Underground Mystery: The floor of the entire temple is covered by neatly cut rectangular rocks. These rocks are mostly plain, devoid of any carvings. If you tap on these rocks, it does NOT sound hollow. But, every certain number of rocks, there are square rocks with a lotus carved on them. If you tap on these "lotus rocks", they sound hollow! This supports the theory that there are hidden, underground structures in the Madurai Meenakshi Temple. These "lotus rocks" could be secret gateways into underground passages or cellars. It is well documented that most Indian Kings had secret escape routes and hidden treasures underground.
Above: "Rotating Lingam" is a painting on the ceiling, with optical illusion elements
An Elephant is present inside the Temple complex. It will bless you by blowing on your head with its trunk for a small fee. The elephant is also used for other religious purposes.
Above: The Nataraja statue in Madurai Temple shows reversed leg positions
Adjacent to Sundarar shrine, there is a statue of Nataraja (The dancing god), but with a twist. Nataraja normally has Right leg on the ground and left leg raised. In this temple, he is doing the opposite.
Legend of 1000 Pillar Hall: Even though it is well documented that this structure was constructed in 1569 A.D by Ariyanatha Mudaliyar, there is an interesting local anecdote. Once upon a time a dwarf appeared before Meenakshi and challenged her to a sword fight. Meenakshi laughed at him, because he was only as tall as a one year old. However, the dwarf insisted that he could defeat anyone in a fight. So, she summoned her army chieftain to fight the dwarf. To her surprise, the dwarf defeated the army chieftain in seconds and killed him. Meenakshi realized that the dwarf possessed magical powers. So, she gave him an impossible challenge. He had to build a structure with 1000 pillars in a day. If he succeeded, it would be Meenakshi's turn to build a similar structure. The dwarf started chanting mantras and the nearby mountain split into rectangular rocks and pillars. He started arranging the pillars and towards dawn, he had set up the structure with 985 pillars, only 15 pillars were remaining.
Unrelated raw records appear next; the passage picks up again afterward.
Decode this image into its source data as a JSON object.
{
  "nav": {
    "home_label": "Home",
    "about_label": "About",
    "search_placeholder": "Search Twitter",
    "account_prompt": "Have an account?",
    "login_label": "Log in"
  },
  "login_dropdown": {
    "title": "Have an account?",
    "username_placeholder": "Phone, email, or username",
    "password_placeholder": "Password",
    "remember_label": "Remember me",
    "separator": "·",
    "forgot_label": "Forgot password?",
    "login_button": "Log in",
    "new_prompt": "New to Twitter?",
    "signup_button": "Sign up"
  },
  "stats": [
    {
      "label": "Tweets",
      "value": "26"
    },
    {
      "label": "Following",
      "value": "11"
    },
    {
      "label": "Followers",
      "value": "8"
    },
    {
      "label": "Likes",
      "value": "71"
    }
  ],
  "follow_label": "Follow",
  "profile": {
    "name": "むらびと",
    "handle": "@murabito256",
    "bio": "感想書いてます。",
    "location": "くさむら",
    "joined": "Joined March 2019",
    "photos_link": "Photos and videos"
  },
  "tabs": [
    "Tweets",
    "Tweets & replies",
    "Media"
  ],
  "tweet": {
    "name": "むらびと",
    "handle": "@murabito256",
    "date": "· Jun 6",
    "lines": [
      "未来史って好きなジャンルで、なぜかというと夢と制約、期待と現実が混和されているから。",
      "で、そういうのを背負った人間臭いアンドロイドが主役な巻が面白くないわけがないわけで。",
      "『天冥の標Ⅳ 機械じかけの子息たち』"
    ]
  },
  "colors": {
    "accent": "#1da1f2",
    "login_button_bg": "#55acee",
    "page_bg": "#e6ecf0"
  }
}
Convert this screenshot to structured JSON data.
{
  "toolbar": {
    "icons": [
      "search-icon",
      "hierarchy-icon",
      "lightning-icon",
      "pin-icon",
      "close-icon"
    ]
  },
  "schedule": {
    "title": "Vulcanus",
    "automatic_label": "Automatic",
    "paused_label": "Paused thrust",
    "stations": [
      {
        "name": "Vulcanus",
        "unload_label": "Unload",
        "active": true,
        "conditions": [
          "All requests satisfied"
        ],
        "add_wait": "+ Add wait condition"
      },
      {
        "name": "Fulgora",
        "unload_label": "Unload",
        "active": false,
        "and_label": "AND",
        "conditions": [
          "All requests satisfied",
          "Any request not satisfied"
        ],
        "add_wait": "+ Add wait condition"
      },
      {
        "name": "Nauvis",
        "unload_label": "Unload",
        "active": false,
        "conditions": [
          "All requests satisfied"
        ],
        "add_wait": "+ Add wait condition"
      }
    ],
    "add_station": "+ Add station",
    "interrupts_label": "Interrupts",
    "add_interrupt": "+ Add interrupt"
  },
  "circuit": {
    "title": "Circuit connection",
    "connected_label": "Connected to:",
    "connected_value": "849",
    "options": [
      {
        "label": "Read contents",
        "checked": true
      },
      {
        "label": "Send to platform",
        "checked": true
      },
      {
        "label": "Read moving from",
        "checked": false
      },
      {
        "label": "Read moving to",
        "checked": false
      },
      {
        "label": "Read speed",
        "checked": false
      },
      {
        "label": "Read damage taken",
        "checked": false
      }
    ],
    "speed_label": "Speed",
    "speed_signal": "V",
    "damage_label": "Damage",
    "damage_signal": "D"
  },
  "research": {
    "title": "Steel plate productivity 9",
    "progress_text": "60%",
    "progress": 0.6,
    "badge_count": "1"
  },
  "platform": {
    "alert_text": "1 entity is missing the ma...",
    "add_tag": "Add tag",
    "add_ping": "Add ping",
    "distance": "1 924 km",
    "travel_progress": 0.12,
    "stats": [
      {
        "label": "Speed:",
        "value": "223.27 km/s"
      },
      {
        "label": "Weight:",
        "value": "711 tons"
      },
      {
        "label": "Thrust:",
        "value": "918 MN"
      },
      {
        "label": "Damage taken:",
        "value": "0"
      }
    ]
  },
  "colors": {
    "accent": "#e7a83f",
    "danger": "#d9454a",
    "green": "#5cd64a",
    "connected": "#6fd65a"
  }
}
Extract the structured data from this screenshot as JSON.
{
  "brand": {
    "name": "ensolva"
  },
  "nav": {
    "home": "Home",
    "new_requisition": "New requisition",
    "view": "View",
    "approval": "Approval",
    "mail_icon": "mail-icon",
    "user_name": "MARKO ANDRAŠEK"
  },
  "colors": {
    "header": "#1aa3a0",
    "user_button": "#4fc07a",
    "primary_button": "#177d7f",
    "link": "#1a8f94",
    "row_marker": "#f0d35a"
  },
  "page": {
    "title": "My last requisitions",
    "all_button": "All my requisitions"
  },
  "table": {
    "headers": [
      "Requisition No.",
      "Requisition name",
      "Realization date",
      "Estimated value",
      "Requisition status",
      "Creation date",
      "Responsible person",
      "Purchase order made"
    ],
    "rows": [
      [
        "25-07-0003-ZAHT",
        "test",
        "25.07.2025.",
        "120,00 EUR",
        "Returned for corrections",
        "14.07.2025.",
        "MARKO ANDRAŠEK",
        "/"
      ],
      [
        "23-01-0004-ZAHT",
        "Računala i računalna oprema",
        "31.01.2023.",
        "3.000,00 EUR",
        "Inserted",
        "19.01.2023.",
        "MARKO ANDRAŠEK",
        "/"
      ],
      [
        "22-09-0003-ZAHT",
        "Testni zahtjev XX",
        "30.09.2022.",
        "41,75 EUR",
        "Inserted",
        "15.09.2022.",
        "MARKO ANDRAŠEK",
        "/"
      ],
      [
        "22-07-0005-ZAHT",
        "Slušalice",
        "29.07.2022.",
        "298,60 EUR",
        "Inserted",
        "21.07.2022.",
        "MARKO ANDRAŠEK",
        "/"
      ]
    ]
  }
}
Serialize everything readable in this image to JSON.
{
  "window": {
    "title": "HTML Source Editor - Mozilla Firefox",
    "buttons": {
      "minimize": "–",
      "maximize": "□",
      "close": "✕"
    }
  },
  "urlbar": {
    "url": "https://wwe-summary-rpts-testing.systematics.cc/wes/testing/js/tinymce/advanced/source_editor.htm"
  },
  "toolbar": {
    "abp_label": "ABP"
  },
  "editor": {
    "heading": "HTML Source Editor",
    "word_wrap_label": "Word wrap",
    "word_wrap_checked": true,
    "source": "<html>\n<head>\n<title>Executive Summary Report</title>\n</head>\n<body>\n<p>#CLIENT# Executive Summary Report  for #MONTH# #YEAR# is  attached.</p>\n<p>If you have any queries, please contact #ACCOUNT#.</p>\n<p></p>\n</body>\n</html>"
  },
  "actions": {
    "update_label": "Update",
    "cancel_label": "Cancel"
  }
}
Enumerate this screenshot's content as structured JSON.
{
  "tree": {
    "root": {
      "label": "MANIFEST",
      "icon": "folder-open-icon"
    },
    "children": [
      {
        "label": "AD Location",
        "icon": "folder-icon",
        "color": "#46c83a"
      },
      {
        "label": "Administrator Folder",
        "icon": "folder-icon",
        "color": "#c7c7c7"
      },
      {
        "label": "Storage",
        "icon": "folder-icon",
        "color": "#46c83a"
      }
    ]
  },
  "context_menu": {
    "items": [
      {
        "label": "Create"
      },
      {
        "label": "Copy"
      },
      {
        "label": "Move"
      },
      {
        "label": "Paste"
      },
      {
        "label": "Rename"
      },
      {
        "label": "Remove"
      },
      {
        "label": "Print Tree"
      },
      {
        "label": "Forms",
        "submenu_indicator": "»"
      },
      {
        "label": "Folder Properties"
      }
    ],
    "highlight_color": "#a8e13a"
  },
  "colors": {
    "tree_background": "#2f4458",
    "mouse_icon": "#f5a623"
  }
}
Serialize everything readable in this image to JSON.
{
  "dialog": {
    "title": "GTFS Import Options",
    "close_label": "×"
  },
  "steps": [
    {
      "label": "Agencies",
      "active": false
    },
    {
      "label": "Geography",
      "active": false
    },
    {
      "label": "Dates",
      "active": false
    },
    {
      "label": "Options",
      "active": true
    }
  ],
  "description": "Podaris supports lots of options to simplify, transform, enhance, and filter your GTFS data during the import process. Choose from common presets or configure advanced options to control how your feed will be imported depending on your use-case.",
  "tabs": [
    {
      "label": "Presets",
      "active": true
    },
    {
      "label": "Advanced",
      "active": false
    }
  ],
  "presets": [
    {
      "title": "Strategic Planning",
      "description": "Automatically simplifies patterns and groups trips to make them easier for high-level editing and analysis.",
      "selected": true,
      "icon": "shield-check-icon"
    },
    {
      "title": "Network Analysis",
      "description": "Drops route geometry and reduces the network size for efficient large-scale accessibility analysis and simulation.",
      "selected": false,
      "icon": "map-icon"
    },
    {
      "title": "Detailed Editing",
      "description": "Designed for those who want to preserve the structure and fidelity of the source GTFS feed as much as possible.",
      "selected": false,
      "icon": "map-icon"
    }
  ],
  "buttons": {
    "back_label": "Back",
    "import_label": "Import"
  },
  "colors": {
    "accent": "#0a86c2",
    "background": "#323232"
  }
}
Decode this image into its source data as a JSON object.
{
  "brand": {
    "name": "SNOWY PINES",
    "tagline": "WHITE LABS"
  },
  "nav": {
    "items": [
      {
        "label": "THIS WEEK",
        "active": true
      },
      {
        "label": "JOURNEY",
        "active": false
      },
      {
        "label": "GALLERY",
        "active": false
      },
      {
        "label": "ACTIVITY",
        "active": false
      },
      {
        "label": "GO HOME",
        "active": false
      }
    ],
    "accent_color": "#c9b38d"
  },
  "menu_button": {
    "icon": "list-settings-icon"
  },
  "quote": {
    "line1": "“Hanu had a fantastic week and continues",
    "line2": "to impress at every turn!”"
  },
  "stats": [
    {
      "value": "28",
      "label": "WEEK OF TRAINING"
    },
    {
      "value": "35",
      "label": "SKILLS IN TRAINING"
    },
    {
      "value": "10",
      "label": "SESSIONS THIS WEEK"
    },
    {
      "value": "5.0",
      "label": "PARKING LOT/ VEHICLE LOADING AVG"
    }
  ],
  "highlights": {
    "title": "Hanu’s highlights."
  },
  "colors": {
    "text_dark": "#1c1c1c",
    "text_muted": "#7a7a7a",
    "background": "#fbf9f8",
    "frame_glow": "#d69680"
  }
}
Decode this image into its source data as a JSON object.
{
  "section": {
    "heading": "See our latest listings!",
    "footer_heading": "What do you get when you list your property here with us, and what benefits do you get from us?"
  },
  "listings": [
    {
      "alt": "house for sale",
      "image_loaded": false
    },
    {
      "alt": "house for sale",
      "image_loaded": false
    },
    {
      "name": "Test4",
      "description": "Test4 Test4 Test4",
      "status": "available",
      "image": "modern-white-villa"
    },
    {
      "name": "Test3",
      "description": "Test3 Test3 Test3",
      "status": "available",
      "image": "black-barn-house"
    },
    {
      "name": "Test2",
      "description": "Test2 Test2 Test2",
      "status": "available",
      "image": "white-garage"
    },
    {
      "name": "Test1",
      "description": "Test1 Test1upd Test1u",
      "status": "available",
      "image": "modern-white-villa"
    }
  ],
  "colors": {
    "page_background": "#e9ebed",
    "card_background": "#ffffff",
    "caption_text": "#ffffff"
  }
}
So, he took a nap deciding to wake up when the first ray of sunlight hits him. He still had plenty of time as he had time until noon. However, clever Meenakshi threw her earring into the sky which completely covered the sun, making the dwarf sleep until the afternoon. The dwarf admitted his defeat and burnt himself to ashes. This is why the structure of "1000 pillar hall" has 985 pillars, instead of 1000. This story is very similar to the dwarf of Uxmal, but the dwarf won the challenge in Uxmal.
Above: A Golden Lotus in the temple tank is now going to be buried in clay, due to renovations
Legend of the Temple Tank: Indra had once committed a terrible sin, and had to do a major penance to redeem himself. He came to Madurai, and decided to worship lord Shiva by offering 1000 lotuses. He was able to pluck 999 lotuses from the lake, but he couldn't find one more lotus. Heart broken, Indra wept and prayed to lord Shiva. A golden lotus bloomed from the center of the pond and Indra was able to redeem himself from his sin. That is why the temple tank is called Potramarai Kulam (Pon = Gold, Thamarai=Lotus).
Medicine & Arts: Apart from religious ceremonies, plenty of other activities were performed inside the temple. There was a dedicated area in the temple called Adhoorasalai where doctors treated the diseases. Dancing and Singing were taught everyday in another section of the Temple. Poets would have meetings at the Temple Tank section. These activities are well documented in the ancient Tamil chronicles.
History's point of view: After visiting this Temple, we browsed through many books and websites about Meenakshi Amman. Invariably, everyone talks about her as a Goddess with magical powers. We've put together a brief life history of Meenakshi as a human being from history's point of view. Read it here!